App and web page records
== == ==

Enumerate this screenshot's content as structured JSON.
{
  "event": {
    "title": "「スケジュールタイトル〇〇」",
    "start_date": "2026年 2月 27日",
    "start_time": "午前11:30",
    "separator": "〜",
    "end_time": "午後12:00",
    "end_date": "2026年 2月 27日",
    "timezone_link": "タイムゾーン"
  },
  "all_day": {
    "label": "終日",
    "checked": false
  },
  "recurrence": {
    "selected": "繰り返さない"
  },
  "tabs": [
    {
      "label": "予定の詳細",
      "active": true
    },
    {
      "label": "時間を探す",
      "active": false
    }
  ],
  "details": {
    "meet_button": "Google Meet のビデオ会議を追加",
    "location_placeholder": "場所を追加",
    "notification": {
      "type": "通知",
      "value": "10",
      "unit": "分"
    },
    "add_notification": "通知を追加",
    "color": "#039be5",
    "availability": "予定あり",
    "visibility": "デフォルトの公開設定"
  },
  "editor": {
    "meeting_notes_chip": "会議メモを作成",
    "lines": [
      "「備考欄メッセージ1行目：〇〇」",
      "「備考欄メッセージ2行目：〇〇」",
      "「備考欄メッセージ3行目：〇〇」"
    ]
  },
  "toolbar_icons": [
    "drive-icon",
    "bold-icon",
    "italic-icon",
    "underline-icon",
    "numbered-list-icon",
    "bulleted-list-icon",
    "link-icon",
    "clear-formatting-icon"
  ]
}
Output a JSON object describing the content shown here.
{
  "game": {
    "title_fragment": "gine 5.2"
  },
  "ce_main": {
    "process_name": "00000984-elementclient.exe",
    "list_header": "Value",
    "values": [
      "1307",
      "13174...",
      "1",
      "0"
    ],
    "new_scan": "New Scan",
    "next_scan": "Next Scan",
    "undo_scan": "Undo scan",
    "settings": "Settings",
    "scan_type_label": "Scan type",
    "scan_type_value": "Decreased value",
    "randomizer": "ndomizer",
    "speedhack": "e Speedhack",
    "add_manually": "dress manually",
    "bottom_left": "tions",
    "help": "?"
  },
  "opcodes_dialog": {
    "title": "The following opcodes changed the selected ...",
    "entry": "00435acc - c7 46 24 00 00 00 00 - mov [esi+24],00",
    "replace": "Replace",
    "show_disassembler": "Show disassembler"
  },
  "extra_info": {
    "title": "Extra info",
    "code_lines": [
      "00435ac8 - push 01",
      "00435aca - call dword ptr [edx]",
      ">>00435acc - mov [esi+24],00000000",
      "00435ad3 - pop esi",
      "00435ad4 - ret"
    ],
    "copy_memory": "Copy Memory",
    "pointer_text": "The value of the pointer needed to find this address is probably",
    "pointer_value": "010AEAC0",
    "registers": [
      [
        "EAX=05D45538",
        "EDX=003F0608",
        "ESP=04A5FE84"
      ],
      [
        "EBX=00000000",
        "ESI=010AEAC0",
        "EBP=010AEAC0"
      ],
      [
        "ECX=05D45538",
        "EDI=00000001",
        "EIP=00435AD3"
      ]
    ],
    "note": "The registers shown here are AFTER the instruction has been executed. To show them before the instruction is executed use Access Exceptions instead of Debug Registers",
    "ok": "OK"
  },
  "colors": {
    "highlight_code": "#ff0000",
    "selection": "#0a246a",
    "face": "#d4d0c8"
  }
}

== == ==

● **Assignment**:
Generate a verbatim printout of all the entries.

● **Reply to the task**:
Enumerate this screenshot's content as structured JSON.
{
  "event": {
    "title": "「スケジュールタイトル〇〇」",
    "start_date": "2026年 2月 27日",
    "start_time": "午前11:30",
    "separator": "〜",
    "end_time": "午後12:00",
    "end_date": "2026年 2月 27日",
    "timezone_link": "タイムゾーン"
  },
  "all_day": {
    "label": "終日",
    "checked": false
  },
  "recurrence": {
    "selected": "繰り返さない"
  },
  "tabs": [
    {
      "label": "予定の詳細",
      "active": true
    },
    {
      "label": "時間を探す",
      "active": false
    }
  ],
  "details": {
    "meet_button": "Google Meet のビデオ会議を追加",
    "location_placeholder": "場所を追加",
    "notification": {
      "type": "通知",
      "value": "10",
      "unit": "分"
    },
    "add_notification": "通知を追加",
    "color": "#039be5",
    "availability": "予定あり",
    "visibility": "デフォルトの公開設定"
  },
  "editor": {
    "meeting_notes_chip": "会議メモを作成",
    "lines": [
      "「備考欄メッセージ1行目：〇〇」",
      "「備考欄メッセージ2行目：〇〇」",
      "「備考欄メッセージ3行目：〇〇」"
    ]
  },
  "toolbar_icons": [
    "drive-icon",
    "bold-icon",
    "italic-icon",
    "underline-icon",
    "numbered-list-icon",
    "bulleted-list-icon",
    "link-icon",
    "clear-formatting-icon"
  ]
}
Output a JSON object describing the content shown here.
{
  "game": {
    "title_fragment": "gine 5.2"
  },
  "ce_main": {
    "process_name": "00000984-elementclient.exe",
    "list_header": "Value",
    "values": [
      "1307",
      "13174...",
      "1",
      "0"
    ],
    "new_scan": "New Scan",
    "next_scan": "Next Scan",
    "undo_scan": "Undo scan",
    "settings": "Settings",
    "scan_type_label": "Scan type",
    "scan_type_value": "Decreased value",
    "randomizer": "ndomizer",
    "speedhack": "e Speedhack",
    "add_manually": "dress manually",
    "bottom_left": "tions",
    "help": "?"
  },
  "opcodes_dialog": {
    "title": "The following opcodes changed the selected ...",
    "entry": "00435acc - c7 46 24 00 00 00 00 - mov [esi+24],00",
    "replace": "Replace",
    "show_disassembler": "Show disassembler"
  },
  "extra_info": {
    "title": "Extra info",
    "code_lines": [
      "00435ac8 - push 01",
      "00435aca - call dword ptr [edx]",
      ">>00435acc - mov [esi+24],00000000",
      "00435ad3 - pop esi",
      "00435ad4 - ret"
    ],
    "copy_memory": "Copy Memory",
    "pointer_text": "The value of the pointer needed to find this address is probably",
    "pointer_value": "010AEAC0",
    "registers": [
      [
        "EAX=05D45538",
        "EDX=003F0608",
        "ESP=04A5FE84"
      ],
      [
        "EBX=00000000",
        "ESI=010AEAC0",
        "EBP=010AEAC0"
      ],
      [
        "ECX=05D45538",
        "EDI=00000001",
        "EIP=00435AD3"
      ]
    ],
    "note": "The registers shown here are AFTER the instruction has been executed. To show them before the instruction is executed use Access Exceptions instead of Debug Registers",
    "ok": "OK"
  },
  "colors": {
    "highlight_code": "#ff0000",
    "selection": "#0a246a",
    "face": "#d4d0c8"
  }
}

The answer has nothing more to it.